At the time, I analyzed the video of Aquino?s final moments for viewers on KRON-TV in San Francisco. It was like the Filipino version of the Zapruder film, that home-made film of the JFK assassination, a staple of conspiracy theorists everywhere. Sensing how the Aquino story would only get bigger, I was compelled to follow it to the end.
My news director at the time wasn?t sure. He had no consciousness of the Filipino population in San Francisco, let alone the rest of America. Imagine that in 1983, Filipinos were still often mistaken for Latinos. I practically had to pull out Census data to show him how strong the presence was in the Bay Area, many of them watching me, at the time the only Filipino American on a local network affiliated station.
My bosses relented. I got my ticket ?home.? When I arrived, I couldn?t believe what I saw.
I?m not in Daly City anymore
From the sky, the archipelago was so green. But on the ground, martial law cast a khaki pall, the color of soldiers? uniforms. They were never far, lurking, watching.
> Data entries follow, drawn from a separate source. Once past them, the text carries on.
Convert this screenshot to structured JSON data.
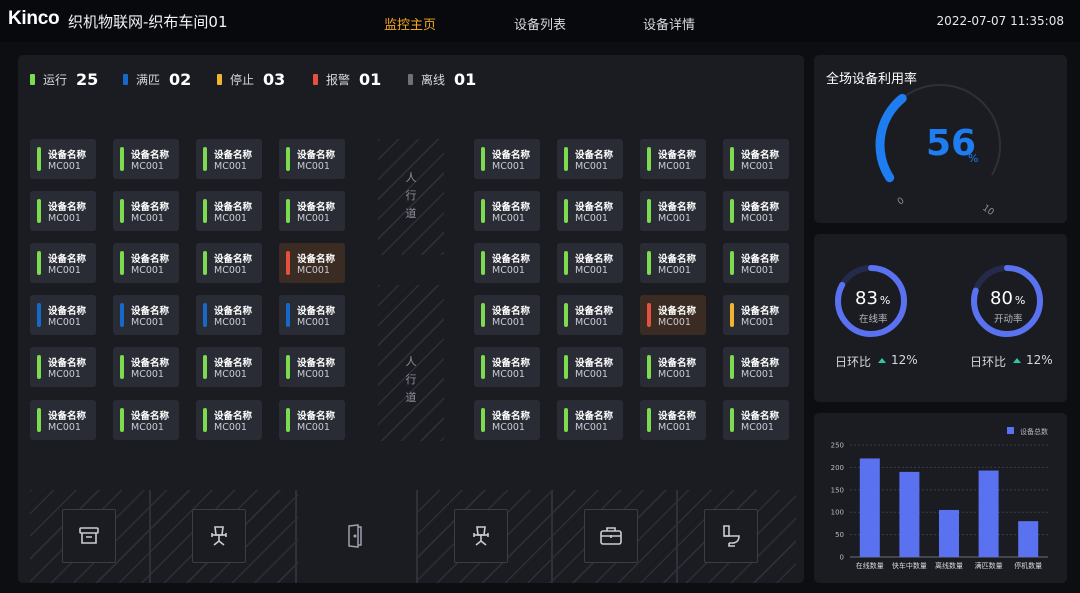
{
  "header": {
    "brand": "Kinco",
    "title": "织机物联网-织布车间01",
    "nav": [
      {
        "label": "监控主页",
        "active": true
      },
      {
        "label": "设备列表",
        "active": false
      },
      {
        "label": "设备详情",
        "active": false
      }
    ],
    "datetime": "2022-07-07 11:35:08"
  },
  "colors": {
    "running": "#7ddb4f",
    "full": "#1769c9",
    "stopped": "#f0b431",
    "alarm": "#e6513f",
    "offline": "#6e7079",
    "accent": "#f3a623",
    "gauge": "#1e7df0",
    "ring": "#5a72f0",
    "bar": "#5a72f0"
  },
  "status_summary": [
    {
      "label": "运行",
      "count": "25",
      "color": "#7ddb4f"
    },
    {
      "label": "满匹",
      "count": "02",
      "color": "#1769c9"
    },
    {
      "label": "停止",
      "count": "03",
      "color": "#f0b431"
    },
    {
      "label": "报警",
      "count": "01",
      "color": "#e6513f"
    },
    {
      "label": "离线",
      "count": "01",
      "color": "#6e7079"
    }
  ],
  "device_name_label": "设备名称",
  "device_code": "MC001",
  "machines_left": [
    [
      "running",
      "running",
      "running",
      "running"
    ],
    [
      "running",
      "running",
      "running",
      "running"
    ],
    [
      "running",
      "running",
      "running",
      "alarm"
    ],
    [
      "full",
      "full",
      "full",
      "full"
    ],
    [
      "running",
      "running",
      "running",
      "running"
    ],
    [
      "running",
      "running",
      "running",
      "running"
    ]
  ],
  "machines_right": [
    [
      "running",
      "running",
      "running",
      "running"
    ],
    [
      "running",
      "running",
      "running",
      "running"
    ],
    [
      "running",
      "running",
      "running",
      "running"
    ],
    [
      "running",
      "running",
      "alarm",
      "stopped"
    ],
    [
      "running",
      "running",
      "running",
      "running"
    ],
    [
      "running",
      "running",
      "running",
      "running"
    ]
  ],
  "aisle_label": [
    "人",
    "行",
    "道"
  ],
  "facility_icons": [
    "archive-icon",
    "office-chair-icon",
    "door-icon",
    "office-chair-icon",
    "briefcase-icon",
    "toilet-icon"
  ],
  "utilization": {
    "title": "全场设备利用率",
    "value": "56",
    "unit": "%",
    "fraction": 0.56,
    "min_label": "0",
    "max_label": "10"
  },
  "rings": [
    {
      "value": "83",
      "unit": "%",
      "label": "在线率",
      "fraction": 0.83,
      "compare_label": "日环比",
      "compare_value": "12%"
    },
    {
      "value": "80",
      "unit": "%",
      "label": "开动率",
      "fraction": 0.8,
      "compare_label": "日环比",
      "compare_value": "12%"
    }
  ],
  "chart_data": {
    "type": "bar",
    "categories": [
      "在线数量",
      "快车中数量",
      "离线数量",
      "满匹数量",
      "停机数量"
    ],
    "series": [
      {
        "name": "设备总数",
        "values": [
          220,
          190,
          105,
          193,
          80
        ]
      }
    ],
    "ylim": [
      0,
      250
    ],
    "yticks": [
      0,
      50,
      100,
      150,
      200,
      250
    ],
    "legend": "top-right",
    "grid": true
  }
}
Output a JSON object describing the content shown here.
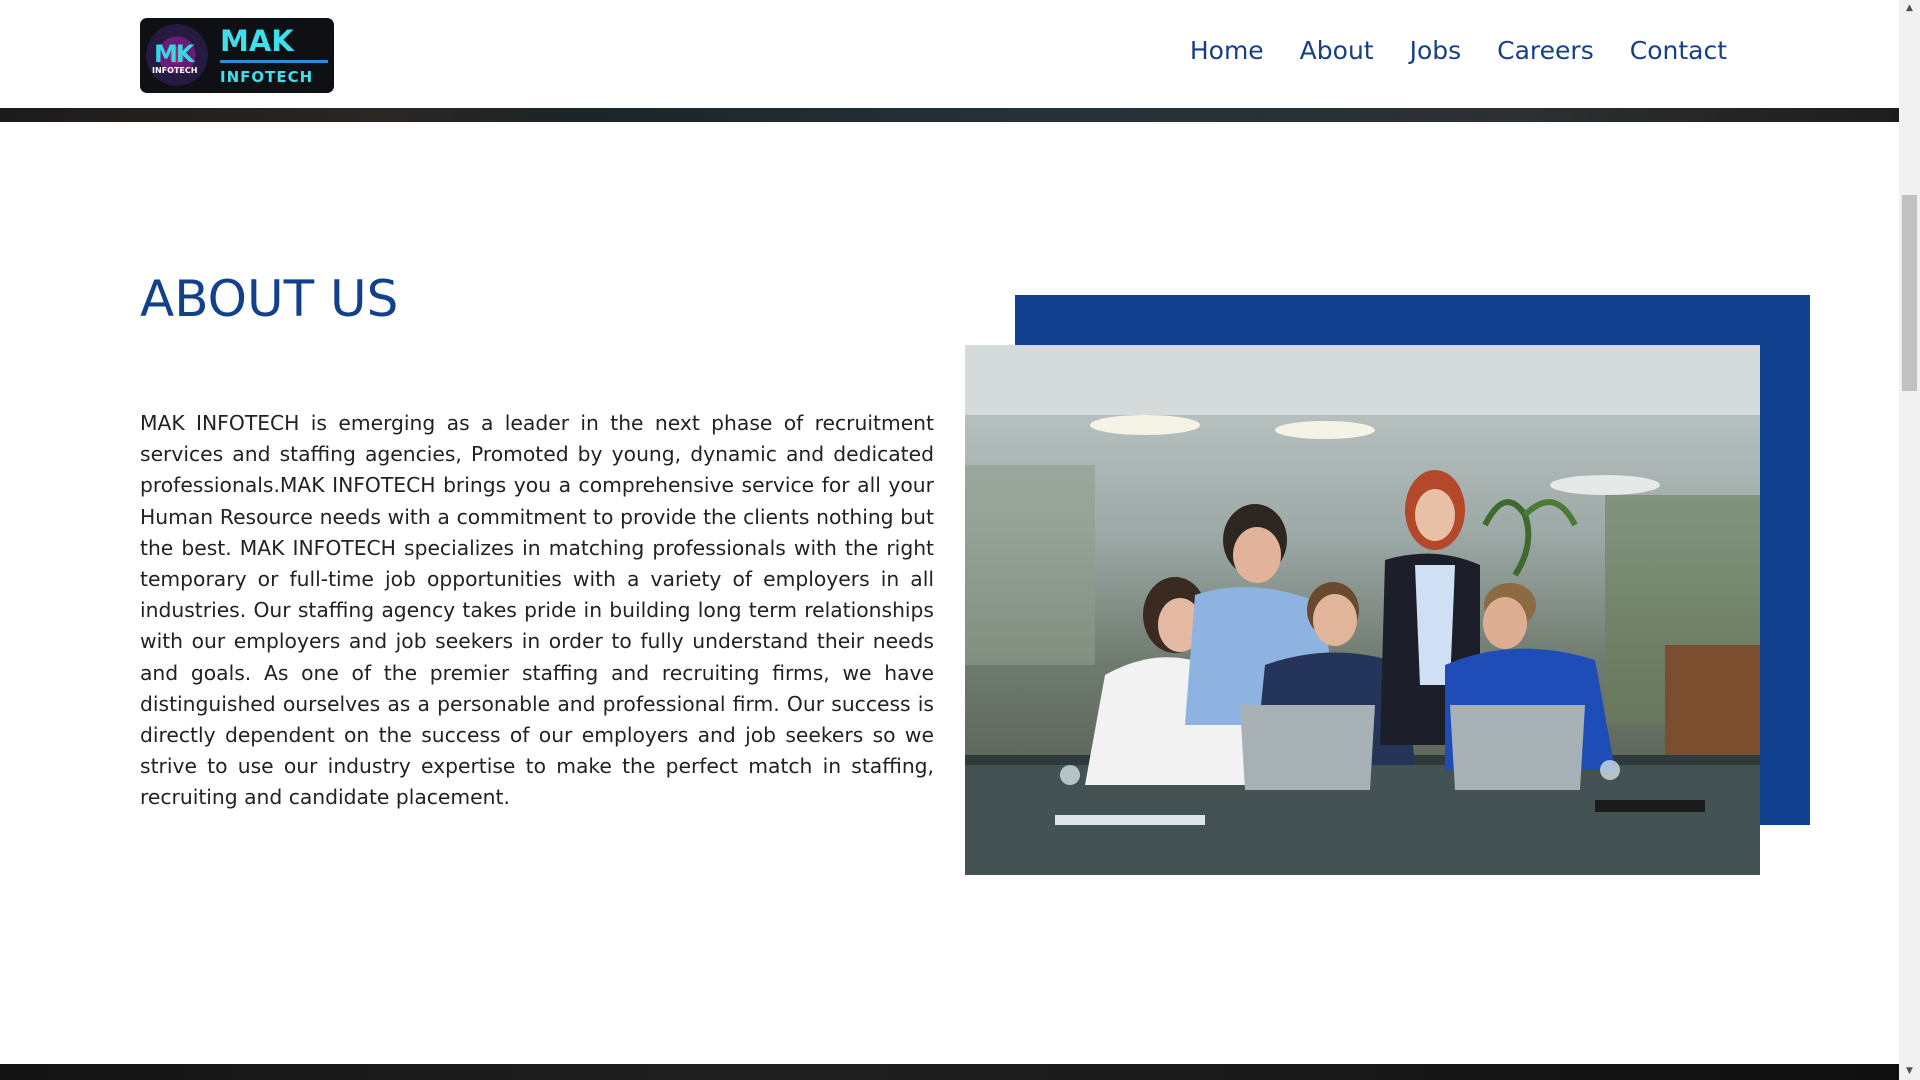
{
  "header": {
    "logo": {
      "word1": "MAK",
      "word2": "INFOTECH",
      "mark": "MK",
      "mini": "INFOTECH"
    },
    "nav": [
      "Home",
      "About",
      "Jobs",
      "Careers",
      "Contact"
    ]
  },
  "about": {
    "title": "ABOUT US",
    "body": "MAK INFOTECH is emerging as a leader in the next phase of recruitment services and staffing agencies, Promoted by young, dynamic and dedicated professionals.MAK INFOTECH brings you a comprehensive service for all your Human Resource needs with a commitment to provide the clients nothing but the best. MAK INFOTECH specializes in matching professionals with the right temporary or full-time job opportunities with a variety of employers in all industries. Our staffing agency takes pride in building long term relationships with our employers and job seekers in order to fully understand their needs and goals. As one of the premier staffing and recruiting firms, we have distinguished ourselves as a personable and professional firm. Our success is directly dependent on the success of our employers and job seekers so we strive to use our industry expertise to make the perfect match in staffing, recruiting and candidate placement."
  },
  "colors": {
    "brand_blue": "#11418e",
    "nav_text": "#173f86",
    "logo_cyan": "#3ee0ec"
  },
  "scrollbar": {
    "up_icon": "triangle-up",
    "down_icon": "triangle-down"
  }
}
I didn?t get out of the airport without being detained for a few hours for a thorough equipment check by authorities. In 1983, it was already ?Post-9-11-style? in the PI.
As we drove out of the airport, the sight of cardboard on the sidewalks was amusing. A trash problem?
No, these were the roofs of make-shift homes for the poor. You don?t waste good cardboard on a sign like the ones you might find in the U.S. today that read, ?Will work for food.?
It was my first glimpse of the Third World, where I?d encounter interesting juxtapositions of extreme wealth and poverty.
I only saw a real cross-section of the public in two places. The first was at the funeral mass of Aquino at the Santo Domingo Church. The second was the procession, as the casket of the late senator made its way through the streets of Manila, attracting more than a million people.
It was an indication of how widespread the hope people had for Ninoy, and the first sign of ?People Power,? which we would see come to full-bloom by 1986.
That memory of walking on the streets of martial law freely, among the huge crowd liberated by its mourning, is the most Filipino I?ve ever felt in my life.
Now In one generation, we look back and appreciate the changes that have taken place. But we regret the e squandered opportunities to change what may be unchangeable in Philippine life.
That?s the sadness of this week. If you were out on the streets for Ninoy?s funeral you know that real life events subsequent just have not lived up to the hopes and dreams forever memorialized in head and heart that week.
Self-described as an American Filipino, Emil Guillermo is an award-winning print, TV, and radio journalist based in California. (E-mail: firstname.lastname@example.org. Updates at www.amok.com.)
Copyright, Aug. 21, 2009 all rights reserved.